### WORK ITEM
Where in the listing does the string "JSON" appear? Copy every line that holds it.

### STORED DATA
——————
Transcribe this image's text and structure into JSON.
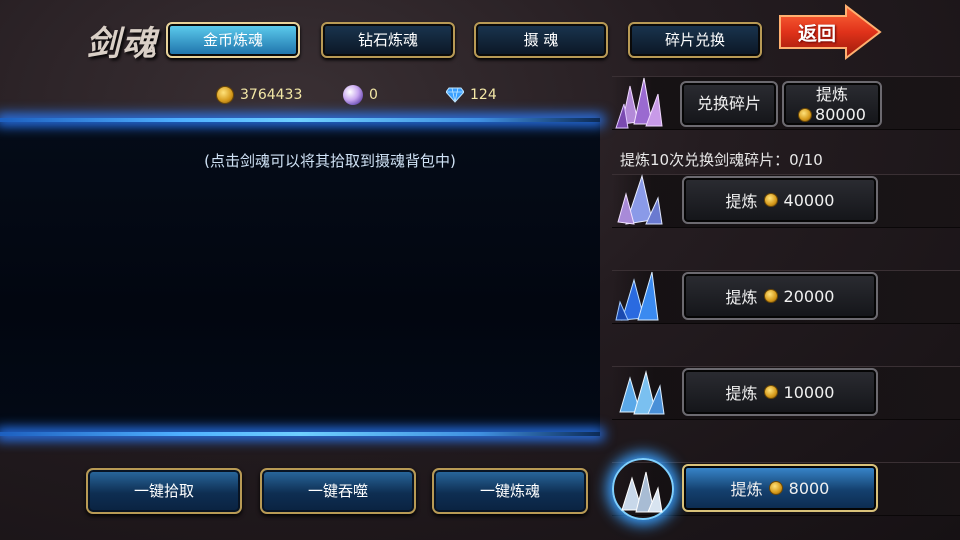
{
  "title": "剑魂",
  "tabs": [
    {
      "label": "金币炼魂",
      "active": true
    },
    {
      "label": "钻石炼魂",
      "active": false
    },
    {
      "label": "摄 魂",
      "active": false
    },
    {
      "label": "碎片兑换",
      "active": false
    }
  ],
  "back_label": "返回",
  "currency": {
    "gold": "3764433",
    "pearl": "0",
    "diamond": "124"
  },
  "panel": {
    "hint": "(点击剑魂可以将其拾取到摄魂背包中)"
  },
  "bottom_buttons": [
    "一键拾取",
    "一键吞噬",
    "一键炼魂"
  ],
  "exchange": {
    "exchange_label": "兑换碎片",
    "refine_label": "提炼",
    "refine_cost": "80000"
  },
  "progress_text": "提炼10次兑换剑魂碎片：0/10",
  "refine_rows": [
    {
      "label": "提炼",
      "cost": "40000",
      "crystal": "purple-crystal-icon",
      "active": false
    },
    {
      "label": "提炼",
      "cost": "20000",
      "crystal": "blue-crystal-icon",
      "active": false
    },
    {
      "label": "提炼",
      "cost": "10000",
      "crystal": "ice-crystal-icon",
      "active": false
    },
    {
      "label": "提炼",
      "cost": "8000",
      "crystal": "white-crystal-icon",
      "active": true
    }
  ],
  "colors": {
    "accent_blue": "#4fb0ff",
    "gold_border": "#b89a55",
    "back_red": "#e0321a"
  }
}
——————
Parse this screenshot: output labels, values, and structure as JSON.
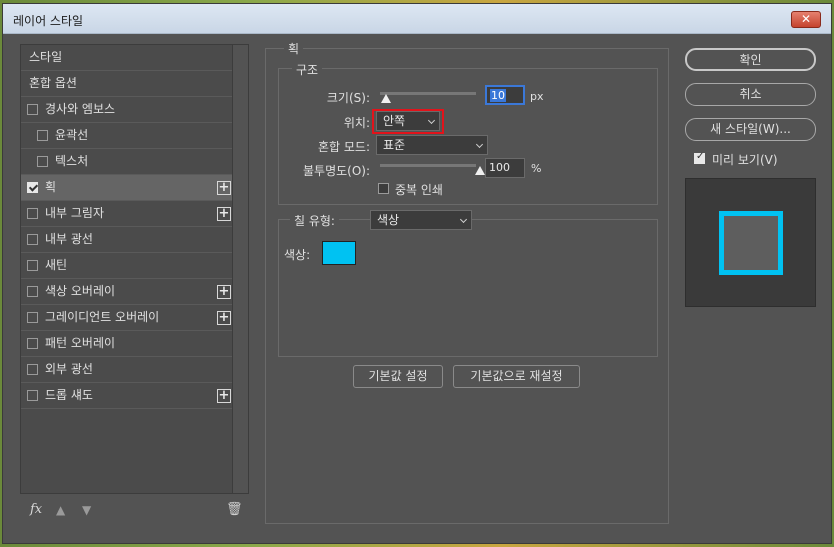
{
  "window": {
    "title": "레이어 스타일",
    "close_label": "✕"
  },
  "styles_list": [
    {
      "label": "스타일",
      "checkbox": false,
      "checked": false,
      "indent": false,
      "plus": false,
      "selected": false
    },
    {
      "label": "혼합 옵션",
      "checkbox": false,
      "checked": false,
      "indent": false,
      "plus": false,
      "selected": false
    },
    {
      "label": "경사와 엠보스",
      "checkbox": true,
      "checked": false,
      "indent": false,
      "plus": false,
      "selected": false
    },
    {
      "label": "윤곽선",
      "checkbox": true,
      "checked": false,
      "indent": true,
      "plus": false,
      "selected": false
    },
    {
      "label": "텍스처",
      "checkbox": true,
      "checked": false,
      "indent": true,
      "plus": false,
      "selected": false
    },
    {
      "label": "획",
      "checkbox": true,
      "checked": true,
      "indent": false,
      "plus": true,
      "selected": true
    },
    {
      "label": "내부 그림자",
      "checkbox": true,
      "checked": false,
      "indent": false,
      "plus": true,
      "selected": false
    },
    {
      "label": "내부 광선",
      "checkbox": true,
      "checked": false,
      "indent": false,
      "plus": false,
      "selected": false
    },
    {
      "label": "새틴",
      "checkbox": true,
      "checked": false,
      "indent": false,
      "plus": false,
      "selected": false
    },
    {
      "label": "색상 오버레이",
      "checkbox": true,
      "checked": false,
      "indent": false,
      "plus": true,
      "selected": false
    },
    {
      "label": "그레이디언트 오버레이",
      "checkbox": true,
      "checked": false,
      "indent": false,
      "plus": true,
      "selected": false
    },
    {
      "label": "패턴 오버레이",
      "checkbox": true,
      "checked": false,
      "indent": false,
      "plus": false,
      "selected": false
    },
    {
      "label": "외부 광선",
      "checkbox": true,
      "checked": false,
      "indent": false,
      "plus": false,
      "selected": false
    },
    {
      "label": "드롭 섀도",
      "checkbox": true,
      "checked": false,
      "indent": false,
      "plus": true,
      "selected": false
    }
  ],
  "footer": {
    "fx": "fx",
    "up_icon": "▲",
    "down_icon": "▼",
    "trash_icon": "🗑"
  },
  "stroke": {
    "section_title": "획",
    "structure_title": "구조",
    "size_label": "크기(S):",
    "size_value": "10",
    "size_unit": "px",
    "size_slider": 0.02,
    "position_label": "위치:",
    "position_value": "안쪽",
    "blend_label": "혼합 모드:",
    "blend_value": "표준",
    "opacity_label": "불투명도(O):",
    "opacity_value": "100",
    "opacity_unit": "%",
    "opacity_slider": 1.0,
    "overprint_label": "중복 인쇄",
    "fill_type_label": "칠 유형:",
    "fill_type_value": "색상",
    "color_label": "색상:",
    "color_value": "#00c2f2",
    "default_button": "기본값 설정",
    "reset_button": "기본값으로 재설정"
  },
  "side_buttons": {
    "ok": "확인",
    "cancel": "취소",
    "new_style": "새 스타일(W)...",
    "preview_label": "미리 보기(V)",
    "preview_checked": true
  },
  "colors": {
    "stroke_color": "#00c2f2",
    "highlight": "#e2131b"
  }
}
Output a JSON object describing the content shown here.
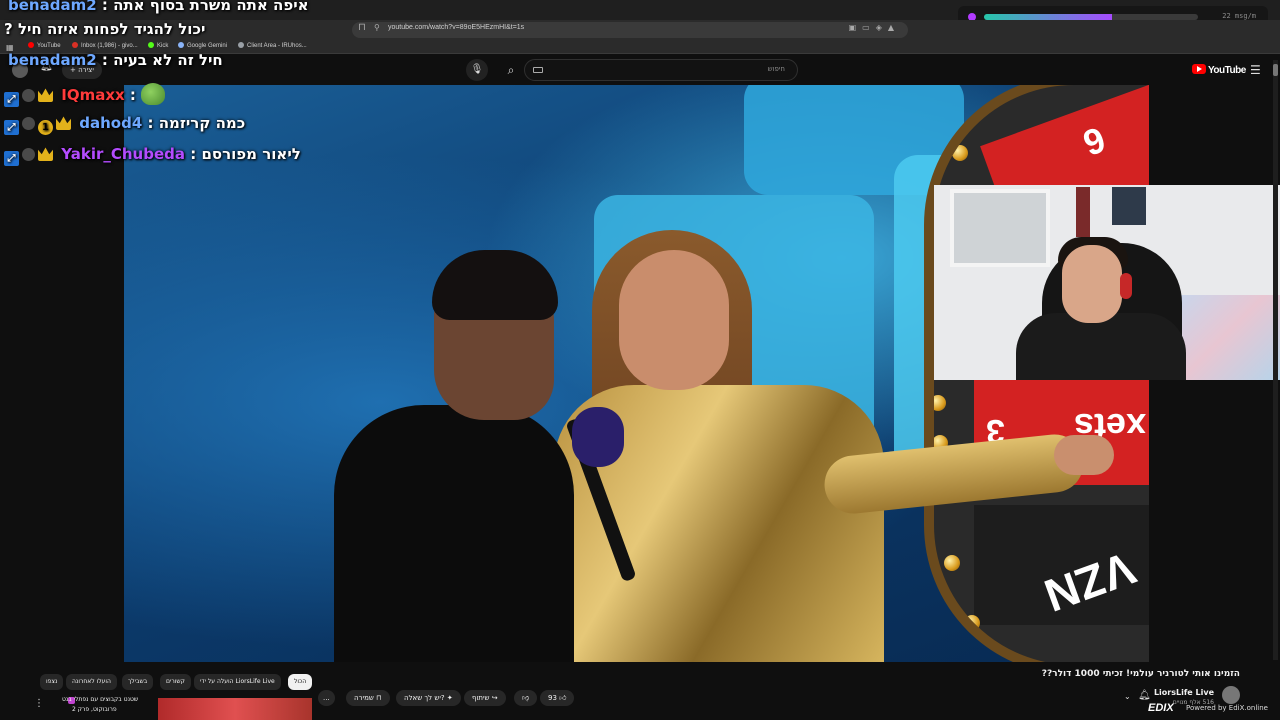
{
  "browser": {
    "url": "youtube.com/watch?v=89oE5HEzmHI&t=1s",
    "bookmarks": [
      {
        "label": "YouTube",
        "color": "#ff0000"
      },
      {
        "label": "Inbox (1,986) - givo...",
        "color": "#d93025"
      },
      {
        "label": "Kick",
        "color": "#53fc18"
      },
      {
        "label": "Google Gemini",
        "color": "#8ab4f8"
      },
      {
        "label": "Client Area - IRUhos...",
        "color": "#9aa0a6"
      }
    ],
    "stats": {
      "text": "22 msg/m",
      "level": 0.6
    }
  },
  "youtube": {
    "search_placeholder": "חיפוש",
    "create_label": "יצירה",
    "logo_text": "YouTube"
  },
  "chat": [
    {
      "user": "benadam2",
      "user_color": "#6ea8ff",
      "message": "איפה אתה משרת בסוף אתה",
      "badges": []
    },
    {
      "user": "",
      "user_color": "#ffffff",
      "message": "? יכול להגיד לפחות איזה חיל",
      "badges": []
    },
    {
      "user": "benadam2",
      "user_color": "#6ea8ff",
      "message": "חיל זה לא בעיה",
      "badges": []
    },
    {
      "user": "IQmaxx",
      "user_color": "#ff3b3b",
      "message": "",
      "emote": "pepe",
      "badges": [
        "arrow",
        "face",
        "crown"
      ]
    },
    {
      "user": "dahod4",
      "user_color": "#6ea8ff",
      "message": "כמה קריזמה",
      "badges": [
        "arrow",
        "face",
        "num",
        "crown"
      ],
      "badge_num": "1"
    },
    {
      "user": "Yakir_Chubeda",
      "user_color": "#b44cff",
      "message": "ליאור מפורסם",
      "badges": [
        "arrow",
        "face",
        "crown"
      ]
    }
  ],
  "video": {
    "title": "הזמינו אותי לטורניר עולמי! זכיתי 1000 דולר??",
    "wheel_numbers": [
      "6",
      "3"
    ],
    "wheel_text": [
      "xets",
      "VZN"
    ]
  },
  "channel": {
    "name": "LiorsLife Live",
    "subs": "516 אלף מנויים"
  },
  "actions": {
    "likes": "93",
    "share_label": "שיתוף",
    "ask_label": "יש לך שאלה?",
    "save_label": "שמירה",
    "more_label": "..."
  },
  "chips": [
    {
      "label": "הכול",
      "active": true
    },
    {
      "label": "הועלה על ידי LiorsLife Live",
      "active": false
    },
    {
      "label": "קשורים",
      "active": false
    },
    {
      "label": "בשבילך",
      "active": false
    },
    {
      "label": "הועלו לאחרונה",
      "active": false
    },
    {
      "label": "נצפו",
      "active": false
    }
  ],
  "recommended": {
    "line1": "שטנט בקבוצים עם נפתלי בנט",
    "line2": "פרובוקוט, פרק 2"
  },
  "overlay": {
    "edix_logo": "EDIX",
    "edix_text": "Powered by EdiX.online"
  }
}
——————
### REPLY TO THE EXERCISE
Transcribe this image's text and structure into JSON.
Parse this screenshot: output labels, values, and structure as JSON.
Output a JSON object describing the content shown here.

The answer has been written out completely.